TASK TO COMPLETE
Copy each line in the data below that contains the word "label".

Web page and app entries
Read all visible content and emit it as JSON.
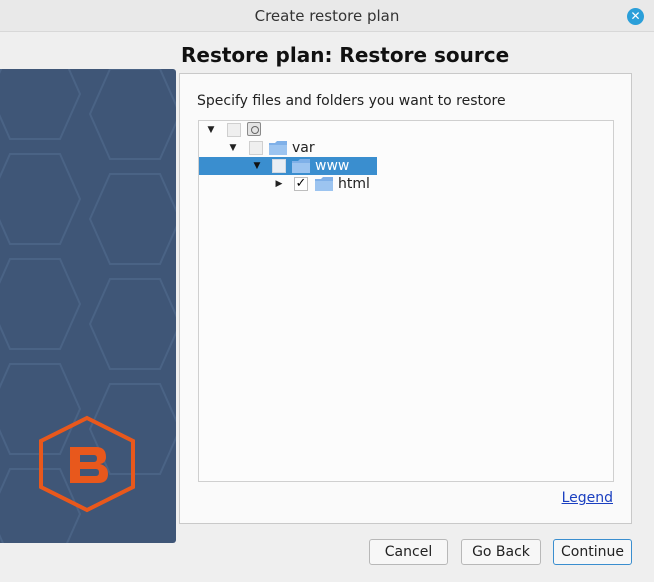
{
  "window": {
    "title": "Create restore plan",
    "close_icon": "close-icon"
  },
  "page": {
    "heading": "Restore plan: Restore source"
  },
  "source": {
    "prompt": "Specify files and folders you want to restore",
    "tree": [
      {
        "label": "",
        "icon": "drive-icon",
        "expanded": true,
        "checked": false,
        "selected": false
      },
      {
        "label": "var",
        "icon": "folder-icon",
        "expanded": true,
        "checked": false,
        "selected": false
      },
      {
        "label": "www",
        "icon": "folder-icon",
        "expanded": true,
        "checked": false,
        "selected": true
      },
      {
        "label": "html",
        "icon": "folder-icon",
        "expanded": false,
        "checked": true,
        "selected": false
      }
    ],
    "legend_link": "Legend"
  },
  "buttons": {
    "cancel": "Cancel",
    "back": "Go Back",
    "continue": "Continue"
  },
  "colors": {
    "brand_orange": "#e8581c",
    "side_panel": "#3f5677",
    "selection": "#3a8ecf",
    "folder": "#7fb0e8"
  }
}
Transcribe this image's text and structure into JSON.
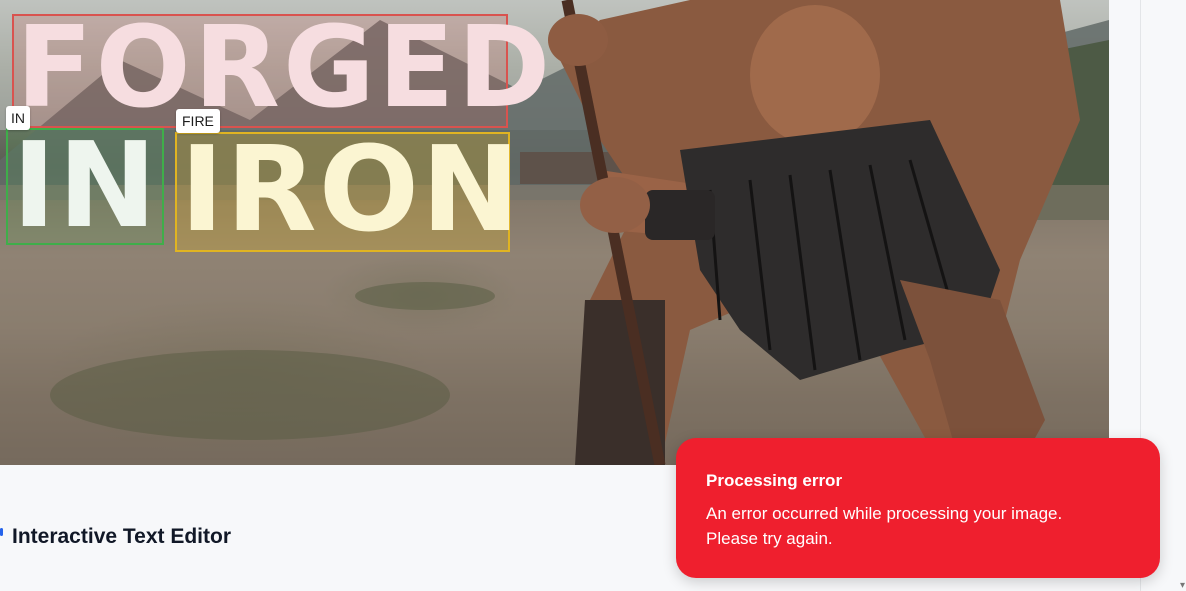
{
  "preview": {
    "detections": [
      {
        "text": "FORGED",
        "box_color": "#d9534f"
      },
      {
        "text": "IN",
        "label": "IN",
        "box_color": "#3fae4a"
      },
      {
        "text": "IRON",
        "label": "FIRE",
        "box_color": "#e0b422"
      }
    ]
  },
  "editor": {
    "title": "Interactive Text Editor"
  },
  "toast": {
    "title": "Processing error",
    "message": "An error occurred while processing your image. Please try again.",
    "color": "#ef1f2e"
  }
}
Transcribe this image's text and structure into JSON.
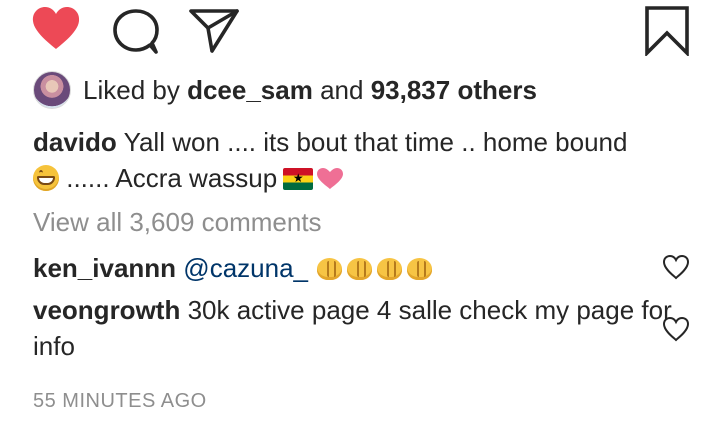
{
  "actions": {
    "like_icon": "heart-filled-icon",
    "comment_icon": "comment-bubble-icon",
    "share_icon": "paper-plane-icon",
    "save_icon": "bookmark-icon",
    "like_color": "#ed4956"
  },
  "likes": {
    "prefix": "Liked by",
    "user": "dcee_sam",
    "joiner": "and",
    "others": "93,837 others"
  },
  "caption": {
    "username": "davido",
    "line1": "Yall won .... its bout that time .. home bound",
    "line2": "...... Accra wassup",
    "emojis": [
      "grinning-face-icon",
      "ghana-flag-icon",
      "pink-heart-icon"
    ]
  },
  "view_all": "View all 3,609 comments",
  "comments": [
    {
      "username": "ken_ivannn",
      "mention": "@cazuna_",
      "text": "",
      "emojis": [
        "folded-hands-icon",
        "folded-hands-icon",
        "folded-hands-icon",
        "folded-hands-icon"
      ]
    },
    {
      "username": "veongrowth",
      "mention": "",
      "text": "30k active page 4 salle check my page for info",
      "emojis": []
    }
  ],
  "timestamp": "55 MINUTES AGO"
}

SOLUTION TO THIS PROBLEM
        "label": "",
        "label": "var",
        "label": "www",
        "label": "html",
        "label": "IN",
        "label": "FIRE",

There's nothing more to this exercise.